TASK DIRECTIONS:
Go through the data below line by line. Give only the number of lines that contain "JSON".
+ + + + +
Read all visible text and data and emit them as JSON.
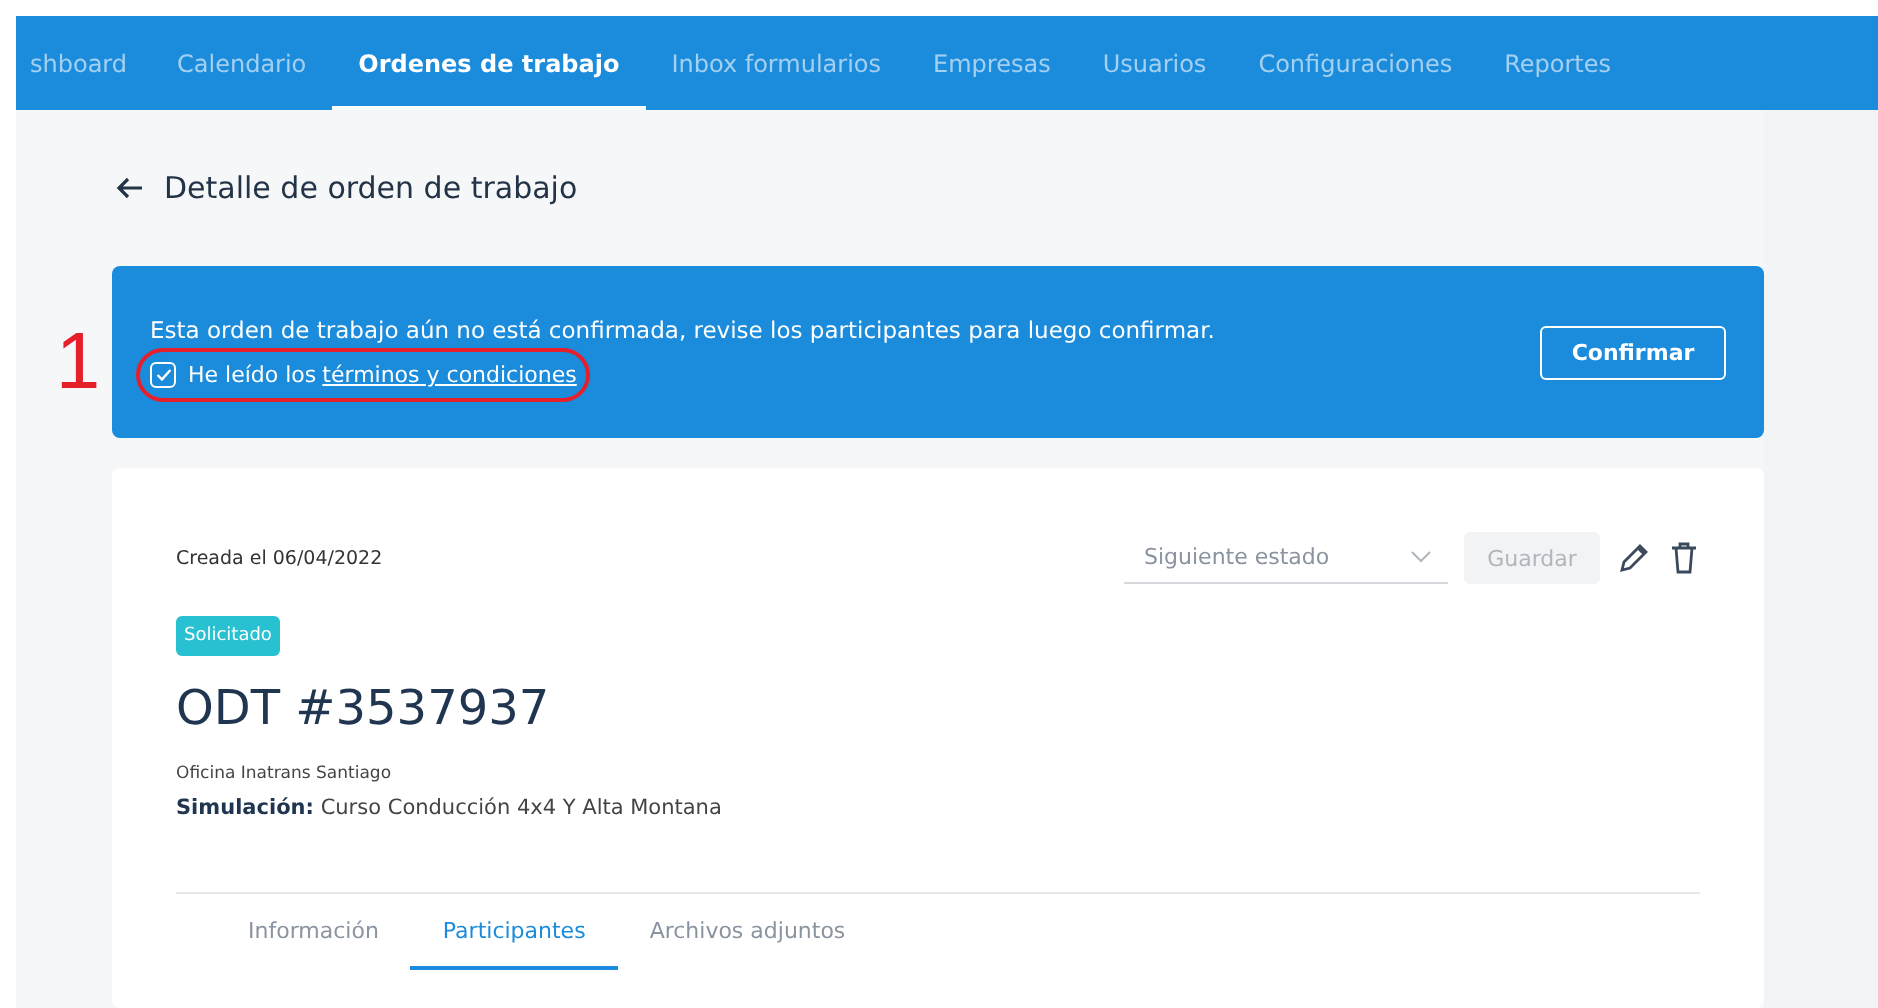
{
  "nav": {
    "items": [
      {
        "label": "shboard",
        "selected": false
      },
      {
        "label": "Calendario",
        "selected": false
      },
      {
        "label": "Ordenes de trabajo",
        "selected": true
      },
      {
        "label": "Inbox formularios",
        "selected": false
      },
      {
        "label": "Empresas",
        "selected": false
      },
      {
        "label": "Usuarios",
        "selected": false
      },
      {
        "label": "Configuraciones",
        "selected": false
      },
      {
        "label": "Reportes",
        "selected": false
      }
    ]
  },
  "page_title": "Detalle de orden de trabajo",
  "annotation": {
    "label": "1"
  },
  "banner": {
    "message": "Esta orden de trabajo aún no está confirmada, revise los participantes para luego confirmar.",
    "checkbox": {
      "label": "He leído los",
      "link": "términos y condiciones",
      "checked": true
    },
    "button": "Confirmar"
  },
  "card": {
    "created": "Creada el 06/04/2022",
    "status_select": {
      "placeholder": "Siguiente estado"
    },
    "save_button": {
      "label": "Guardar",
      "disabled": true
    },
    "status_badge": "Solicitado",
    "title": "ODT #3537937",
    "office": "Oficina Inatrans Santiago",
    "detail": "**Simulación:** Curso Conducción 4x4 Y Alta Montana",
    "tabs": [
      {
        "label": "Información",
        "selected": false
      },
      {
        "label": "Participantes",
        "selected": true
      },
      {
        "label": "Archivos adjuntos",
        "selected": false
      }
    ]
  }
}
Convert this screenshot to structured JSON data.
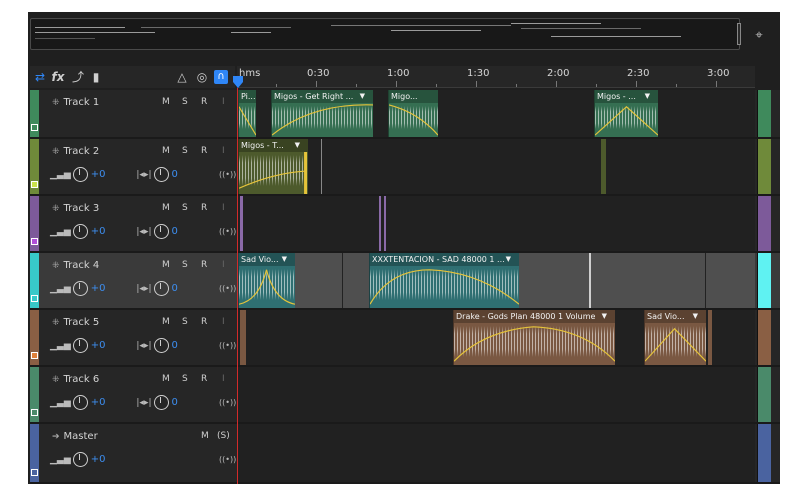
{
  "overview": {},
  "toolbar": {
    "fx_label": "fx",
    "icons": [
      "switch-icon",
      "fx-icon",
      "send-icon",
      "meter-icon",
      "metronome-icon",
      "record-monitor-icon",
      "snap-magnet-icon"
    ]
  },
  "ruler": {
    "labels": [
      "hms",
      "0:30",
      "1:00",
      "1:30",
      "2:00",
      "2:30",
      "3:00"
    ]
  },
  "colors": {
    "accent": "#2f86f6",
    "playhead": "#d22a2a",
    "envelope": "#e6c43a"
  },
  "tracks": [
    {
      "name": "Track 1",
      "m": "M",
      "s": "S",
      "r": "R",
      "i": "I",
      "color": "#3f8a5c",
      "clips": [
        {
          "title": "Pi...",
          "color": "#356f52"
        },
        {
          "title": "Migos - Get Right ...",
          "color": "#356f52"
        },
        {
          "title": "Migo...",
          "color": "#356f52"
        },
        {
          "title": "Migos - ...",
          "color": "#356f52"
        }
      ]
    },
    {
      "name": "Track 2",
      "m": "M",
      "s": "S",
      "r": "R",
      "i": "I",
      "vol": "+0",
      "pan": "0",
      "color": "#6f8a3a",
      "clips": [
        {
          "title": "Migos - T...",
          "color": "#4d5a2c"
        }
      ]
    },
    {
      "name": "Track 3",
      "m": "M",
      "s": "S",
      "r": "R",
      "i": "I",
      "vol": "+0",
      "pan": "0",
      "color": "#7d5a9a",
      "clips": []
    },
    {
      "name": "Track 4",
      "m": "M",
      "s": "S",
      "r": "R",
      "i": "I",
      "vol": "+0",
      "pan": "0",
      "color": "#38c9c9",
      "clips": [
        {
          "title": "Sad Vio...",
          "color": "#2f6f72"
        },
        {
          "title": "XXXTENTACION - SAD 48000 1 ...",
          "color": "#2f6f72"
        }
      ]
    },
    {
      "name": "Track 5",
      "m": "M",
      "s": "S",
      "r": "R",
      "i": "I",
      "vol": "+0",
      "pan": "0",
      "color": "#8a5f44",
      "clips": [
        {
          "title": "Drake - Gods Plan 48000 1   Volume",
          "color": "#7a5842"
        },
        {
          "title": "Sad Vio...",
          "color": "#7a5842"
        }
      ]
    },
    {
      "name": "Track 6",
      "m": "M",
      "s": "S",
      "r": "R",
      "i": "I",
      "vol": "+0",
      "pan": "0",
      "color": "#4a8a6a",
      "clips": []
    },
    {
      "name": "Master",
      "m": "M",
      "s": "(S)",
      "vol": "+0",
      "color": "#4a63a0",
      "clips": []
    }
  ]
}
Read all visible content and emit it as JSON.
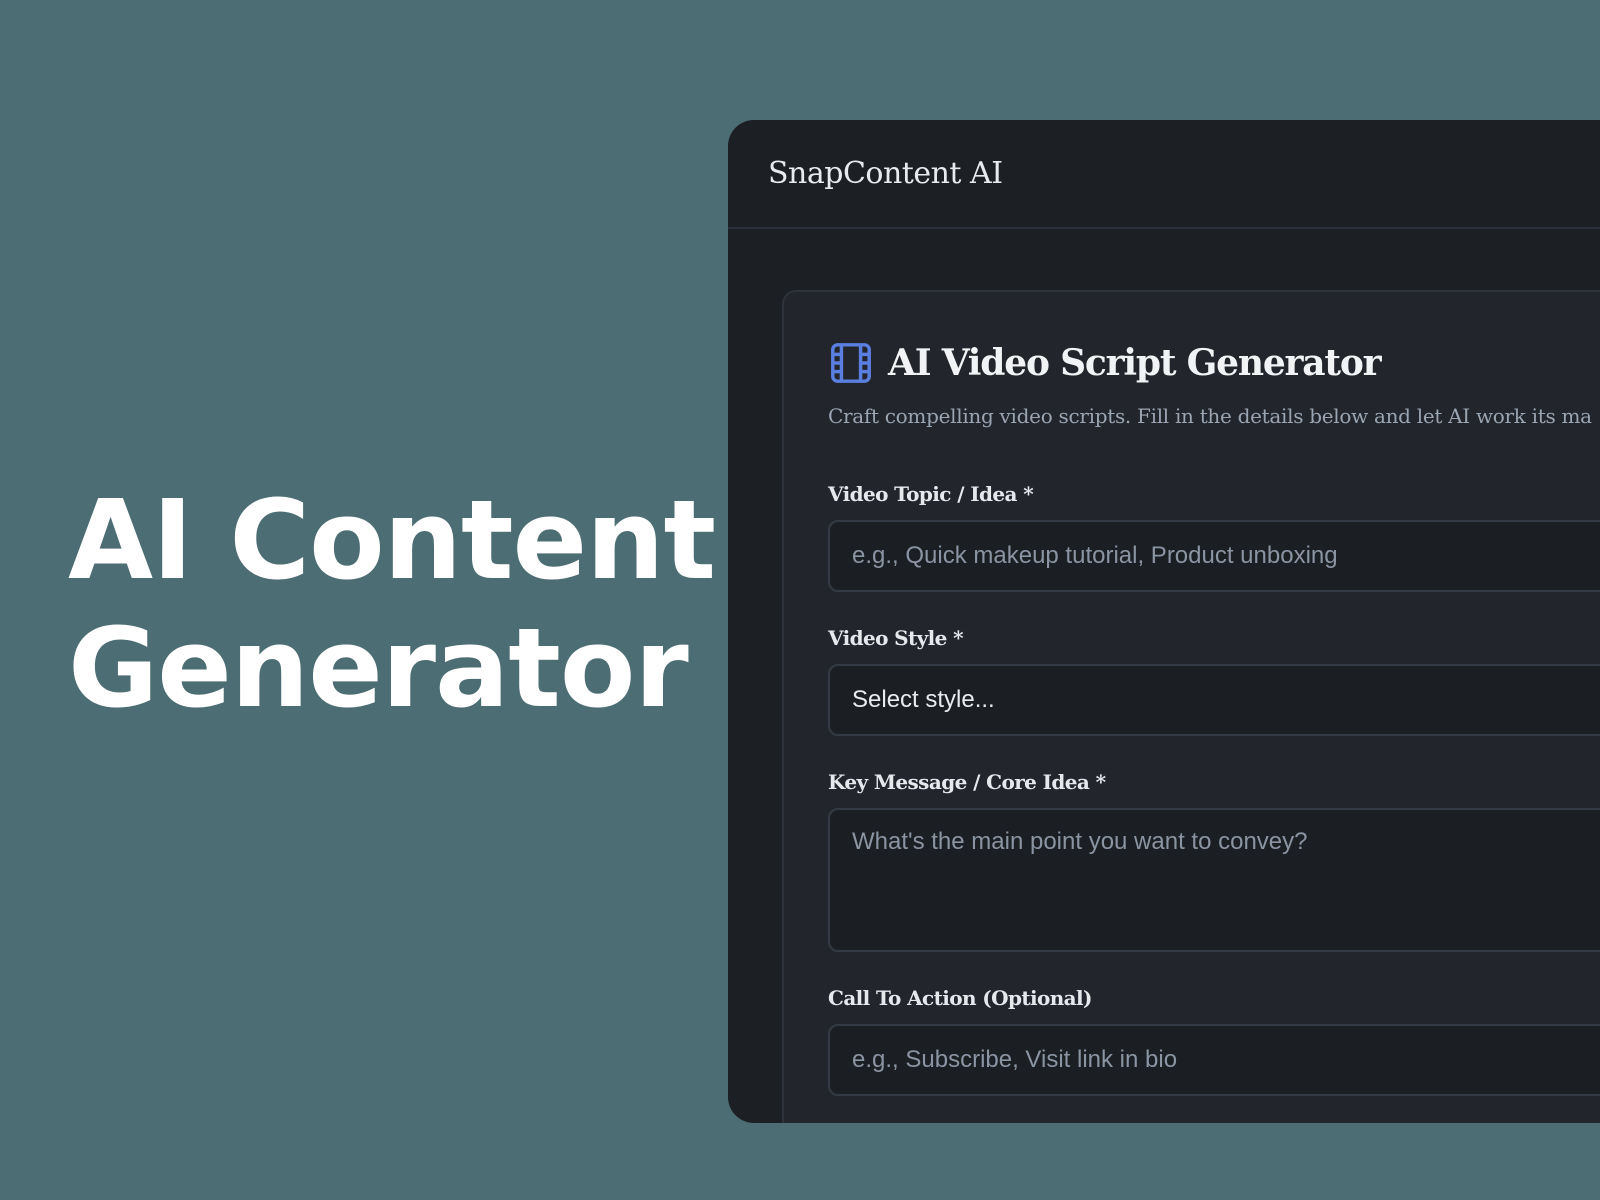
{
  "hero": {
    "line1": "AI Content",
    "line2": "Generator"
  },
  "app": {
    "brand": "SnapContent AI"
  },
  "card": {
    "icon": "film-icon",
    "title": "AI Video Script Generator",
    "subtitle": "Craft compelling video scripts. Fill in the details below and let AI work its ma"
  },
  "form": {
    "topic": {
      "label": "Video Topic / Idea *",
      "placeholder": "e.g., Quick makeup tutorial, Product unboxing"
    },
    "style": {
      "label": "Video Style *",
      "selected": "Select style..."
    },
    "message": {
      "label": "Key Message / Core Idea *",
      "placeholder": "What's the main point you want to convey?"
    },
    "cta": {
      "label": "Call To Action (Optional)",
      "placeholder": "e.g., Subscribe, Visit link in bio"
    }
  },
  "colors": {
    "background": "#4c6d73",
    "window": "#1c1f24",
    "card": "#22262c",
    "accent_icon": "#5b7fe0"
  }
}
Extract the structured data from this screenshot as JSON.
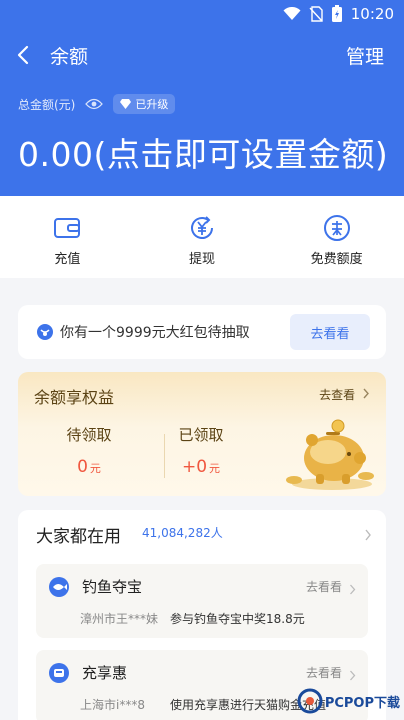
{
  "status_bar": {
    "time": "10:20"
  },
  "nav": {
    "title": "余额",
    "manage": "管理"
  },
  "balance": {
    "total_label": "总金额(元)",
    "badge": "已升级",
    "amount": "0.00(点击即可设置金额)"
  },
  "actions": [
    {
      "label": "充值",
      "icon": "wallet-icon"
    },
    {
      "label": "提现",
      "icon": "yuan-withdraw-icon"
    },
    {
      "label": "免费额度",
      "icon": "free-quota-icon"
    }
  ],
  "red_packet": {
    "text": "你有一个9999元大红包待抽取",
    "button": "去看看"
  },
  "benefit": {
    "title": "余额享权益",
    "link": "去查看",
    "pending_label": "待领取",
    "pending_value": "0",
    "received_label": "已领取",
    "received_value": "+0",
    "unit": "元"
  },
  "using": {
    "title": "大家都在用",
    "count": "41,084,282人",
    "items": [
      {
        "icon": "fish-icon",
        "title": "钓鱼夺宝",
        "go": "去看看",
        "city": "漳州市王***妹",
        "desc": "参与钓鱼夺宝中奖18.8元"
      },
      {
        "icon": "recharge-icon",
        "title": "充享惠",
        "go": "去看看",
        "city": "上海市i***8",
        "desc": "使用充享惠进行天猫购金充值"
      }
    ]
  },
  "watermark": "PCPOP下载",
  "colors": {
    "primary": "#3d73ea",
    "accent_red": "#f0573f",
    "gold_text": "#5b4314"
  }
}
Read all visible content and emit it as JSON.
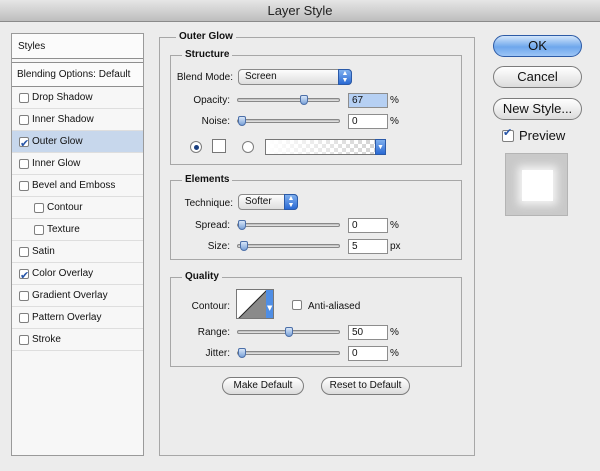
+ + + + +
FINISHED EXERCISE:
5